#### [Exercise requirements]
Wherever a line in the data below holds "Studio", copy that line.

··· Extracted entries ···

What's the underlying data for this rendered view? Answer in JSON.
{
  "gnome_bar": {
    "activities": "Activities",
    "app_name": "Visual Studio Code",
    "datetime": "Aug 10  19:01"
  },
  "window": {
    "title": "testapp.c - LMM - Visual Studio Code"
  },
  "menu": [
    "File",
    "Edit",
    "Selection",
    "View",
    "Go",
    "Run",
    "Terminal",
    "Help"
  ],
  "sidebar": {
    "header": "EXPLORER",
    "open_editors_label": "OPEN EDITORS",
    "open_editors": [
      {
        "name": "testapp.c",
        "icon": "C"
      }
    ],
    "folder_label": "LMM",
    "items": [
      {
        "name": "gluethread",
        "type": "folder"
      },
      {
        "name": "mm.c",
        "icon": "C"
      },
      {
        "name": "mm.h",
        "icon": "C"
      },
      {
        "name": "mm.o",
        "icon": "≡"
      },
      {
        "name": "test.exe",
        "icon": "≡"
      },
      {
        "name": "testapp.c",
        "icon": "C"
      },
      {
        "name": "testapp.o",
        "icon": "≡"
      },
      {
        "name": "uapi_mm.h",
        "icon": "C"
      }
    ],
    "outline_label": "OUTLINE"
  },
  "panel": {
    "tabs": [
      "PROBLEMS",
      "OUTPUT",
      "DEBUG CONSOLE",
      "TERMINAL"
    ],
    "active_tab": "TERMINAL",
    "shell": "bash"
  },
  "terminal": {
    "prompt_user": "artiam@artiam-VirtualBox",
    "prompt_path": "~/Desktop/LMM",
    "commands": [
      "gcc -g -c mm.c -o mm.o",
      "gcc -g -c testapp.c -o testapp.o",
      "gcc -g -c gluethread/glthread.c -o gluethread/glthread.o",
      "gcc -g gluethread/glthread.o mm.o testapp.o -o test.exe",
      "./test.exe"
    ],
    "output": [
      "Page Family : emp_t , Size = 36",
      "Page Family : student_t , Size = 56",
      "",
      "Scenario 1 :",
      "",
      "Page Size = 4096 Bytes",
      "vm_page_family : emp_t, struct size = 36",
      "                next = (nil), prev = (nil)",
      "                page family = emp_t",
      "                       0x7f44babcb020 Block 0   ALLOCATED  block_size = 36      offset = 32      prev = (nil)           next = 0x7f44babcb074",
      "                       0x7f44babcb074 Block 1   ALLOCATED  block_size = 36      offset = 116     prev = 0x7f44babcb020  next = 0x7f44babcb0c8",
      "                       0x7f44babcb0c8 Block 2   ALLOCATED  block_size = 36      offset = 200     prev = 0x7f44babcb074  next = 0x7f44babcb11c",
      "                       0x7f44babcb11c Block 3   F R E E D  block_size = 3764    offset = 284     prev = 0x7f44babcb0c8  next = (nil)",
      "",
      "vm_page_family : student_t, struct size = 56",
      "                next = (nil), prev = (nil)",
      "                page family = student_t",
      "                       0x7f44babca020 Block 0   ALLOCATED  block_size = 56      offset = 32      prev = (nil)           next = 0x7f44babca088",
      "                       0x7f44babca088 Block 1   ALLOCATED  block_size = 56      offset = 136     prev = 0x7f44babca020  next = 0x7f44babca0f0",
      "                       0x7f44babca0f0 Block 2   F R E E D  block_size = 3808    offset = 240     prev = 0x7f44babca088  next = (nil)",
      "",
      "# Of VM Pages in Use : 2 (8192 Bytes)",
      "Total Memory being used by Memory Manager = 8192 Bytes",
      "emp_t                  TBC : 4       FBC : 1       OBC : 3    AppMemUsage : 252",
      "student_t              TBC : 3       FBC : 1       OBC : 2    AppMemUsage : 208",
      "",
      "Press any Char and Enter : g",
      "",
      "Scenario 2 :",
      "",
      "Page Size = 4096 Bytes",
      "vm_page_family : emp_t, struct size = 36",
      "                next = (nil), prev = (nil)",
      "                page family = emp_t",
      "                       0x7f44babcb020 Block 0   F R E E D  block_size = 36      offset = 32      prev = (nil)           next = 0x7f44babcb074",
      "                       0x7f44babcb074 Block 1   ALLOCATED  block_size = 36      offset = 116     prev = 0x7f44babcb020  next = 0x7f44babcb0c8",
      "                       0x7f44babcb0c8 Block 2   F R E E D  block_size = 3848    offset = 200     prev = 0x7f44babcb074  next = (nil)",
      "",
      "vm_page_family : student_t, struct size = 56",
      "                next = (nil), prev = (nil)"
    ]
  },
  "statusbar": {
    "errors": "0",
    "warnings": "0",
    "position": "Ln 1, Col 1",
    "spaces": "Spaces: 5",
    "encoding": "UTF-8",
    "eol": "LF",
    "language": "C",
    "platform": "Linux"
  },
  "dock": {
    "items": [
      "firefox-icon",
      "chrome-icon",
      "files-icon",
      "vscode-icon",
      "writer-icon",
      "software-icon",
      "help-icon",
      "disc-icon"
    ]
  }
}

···

#### [Task output]
    "app_name": "Visual Studio Code",
    "title": "testapp.c - LMM - Visual Studio Code"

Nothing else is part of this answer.